I am currently reading my way through a long list of science fiction and fantasy titles. (http://www.npr.org/2011/08/07/138938145/science-fiction-and-fantasy-finalists if you are interested in the list).
Evolution does not simply obliterate its tracks as more advanced organisms evolve. Scattered across the globe, organisms and ecosystems that survive from far earlier times can speak to us of seminal events in the history of life. It is these animals and plants that Richard Fortey visits in the field, taking the reader on a voyage to the exotic, and sometimes everyday, places in which they live. Landscapes are evoked, boulders are turned over, seas are paddled as he explains the importance of understanding plants and animals as pivotal points in evolutionary history itself. Survivors: The Animals and Plants that Time Has left Behind is a journey across the globe and across time that weaves a rich and brilliantly delineated tapestry of how life and our planet have evolved together.
I love Richard Fortey’s science writing. Two of his books are among my absolute favourites (Life: A Natural History of the First Four Billion Years of Life on Earth and Dry Storeroom No. 1). Perhaps because there’s an awful lot of stuff happening in my life right now, I didn’t get into this book in quite the same way as those two.
Still, it’s an extremely enjoyable book if you are a fan of paleontology and natural history. I’ve been fascinated by the idea of a “living fossil” and Fortey explores it thoroughly in this book (while explaining that the whole idea of a living fossil is a bit off-base—they may look the same, but many things will still have changed over the millennia). I am more than a little envious of Mr. Fortey, as I would dearly love to travel to see some of the creatures that he visited for this book. I mean, Horseshoe Crabs? Sign me up to go see them at spawning time! Wouldn’t you like to hold a Lungfish in Northern Australia? Or is it just me?
What I truly appreciate about Fortey’s writing is the enormous depth and breadth of knowledge of paleontology. Now, he does shine brightest when talking about invertebrates, as you would expect of a trilobite specialist, but he’s a dab hand at fish too and obviously an enthusiastic naturalist when it comes to plants and birds. I am amazed how much natural history knowledge resides in one person’s skull.

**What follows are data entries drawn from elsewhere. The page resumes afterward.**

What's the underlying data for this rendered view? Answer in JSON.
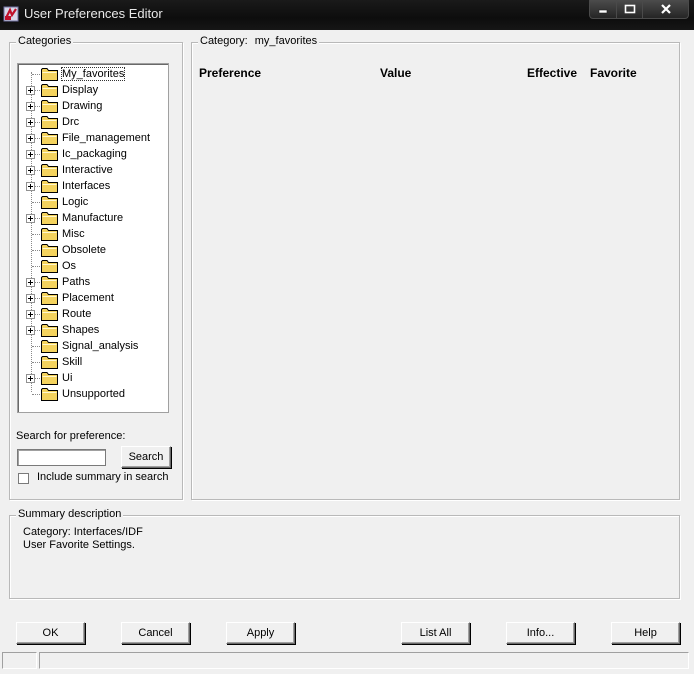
{
  "window": {
    "title": "User Preferences Editor",
    "icon": "app-icon",
    "controls": {
      "minimize": "minimize-icon",
      "maximize": "maximize-icon",
      "close": "close-icon"
    }
  },
  "categories": {
    "legend": "Categories",
    "items": [
      {
        "label": "My_favorites",
        "expandable": false,
        "selected": true
      },
      {
        "label": "Display",
        "expandable": true
      },
      {
        "label": "Drawing",
        "expandable": true
      },
      {
        "label": "Drc",
        "expandable": true
      },
      {
        "label": "File_management",
        "expandable": true
      },
      {
        "label": "Ic_packaging",
        "expandable": true
      },
      {
        "label": "Interactive",
        "expandable": true
      },
      {
        "label": "Interfaces",
        "expandable": true
      },
      {
        "label": "Logic",
        "expandable": false
      },
      {
        "label": "Manufacture",
        "expandable": true
      },
      {
        "label": "Misc",
        "expandable": false
      },
      {
        "label": "Obsolete",
        "expandable": false
      },
      {
        "label": "Os",
        "expandable": false
      },
      {
        "label": "Paths",
        "expandable": true
      },
      {
        "label": "Placement",
        "expandable": true
      },
      {
        "label": "Route",
        "expandable": true
      },
      {
        "label": "Shapes",
        "expandable": true
      },
      {
        "label": "Signal_analysis",
        "expandable": false
      },
      {
        "label": "Skill",
        "expandable": false
      },
      {
        "label": "Ui",
        "expandable": true
      },
      {
        "label": "Unsupported",
        "expandable": false
      }
    ]
  },
  "search": {
    "label": "Search for preference:",
    "value": "",
    "button": "Search",
    "include_summary_label": "Include summary in search",
    "include_summary_checked": false
  },
  "category_panel": {
    "legend_prefix": "Category:",
    "legend_value": "my_favorites",
    "columns": [
      "Preference",
      "Value",
      "Effective",
      "Favorite"
    ]
  },
  "summary": {
    "legend": "Summary description",
    "line1": "Category: Interfaces/IDF",
    "line2": "User Favorite Settings."
  },
  "buttons": {
    "ok": "OK",
    "cancel": "Cancel",
    "apply": "Apply",
    "list_all": "List All",
    "info": "Info...",
    "help": "Help"
  },
  "colors": {
    "titlebar": "#111111",
    "folder": "#f4d35e",
    "background": "#f0f0f0"
  }
}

Add to that the charm of quoting poetry and literature in meaningful ways, making allusions to dance and art, and one has to admit that this is a well-rounded scholar.
Recommended for those who are fascinated with paleontology in all its glory.